Why Baptist history is so vital for modern-day violations of freedom of conscience

One of our precious freedoms, won in part by Baptists, is freedom of conscience. Recently, the Hamilton Wentworth School Board here in southern Ontario has ruled that alternative lifestyles are to be taught in public schools and that parents will not be allowed to withdraw their children from classes when this issue is taught. The argument that I saw promoting this likened the issue to racism. Children are not exempt from classes dealing with the latter and therefore ipso facto should not be exempt from the former. This is all very interesting and confirms my own conviction formed over the past few years that one of the greatest challenges to the Church in the West is going to be obedience to state matters that violate our conscience as Christians. 

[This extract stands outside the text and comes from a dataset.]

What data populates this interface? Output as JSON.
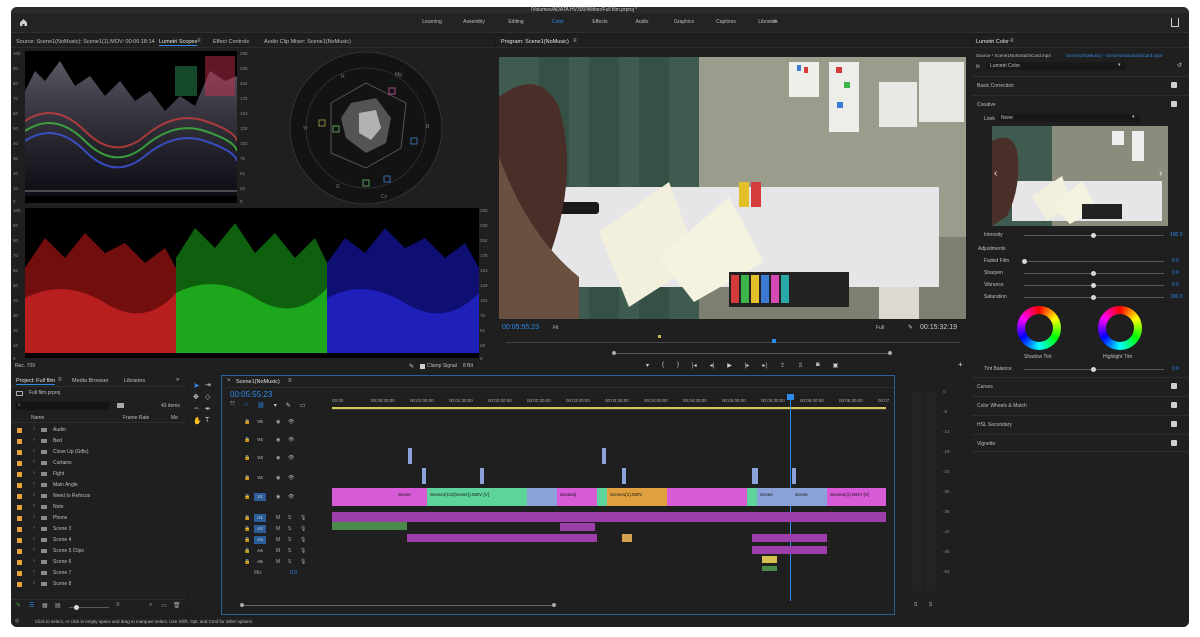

In brief: this is not like racism at all. That is like comparing apples and oranges. I have known racism firsthand becuase of my Kurdish background in the UK--was regularly called Arab in High School and even called by the N-word. I loathe racism. But I do not believe sexual preference is in the same category. Nor do I believe the state has the right to dictate ethical values to myself or my children. Everyone has an ethical position and the state is hardly neutral.

Being a Baptist and having a rich heritage to draw upon I now see as so vital for the modern-day. We need to revisit the lives and thinking of Baptists from the 17 and 18th centuries.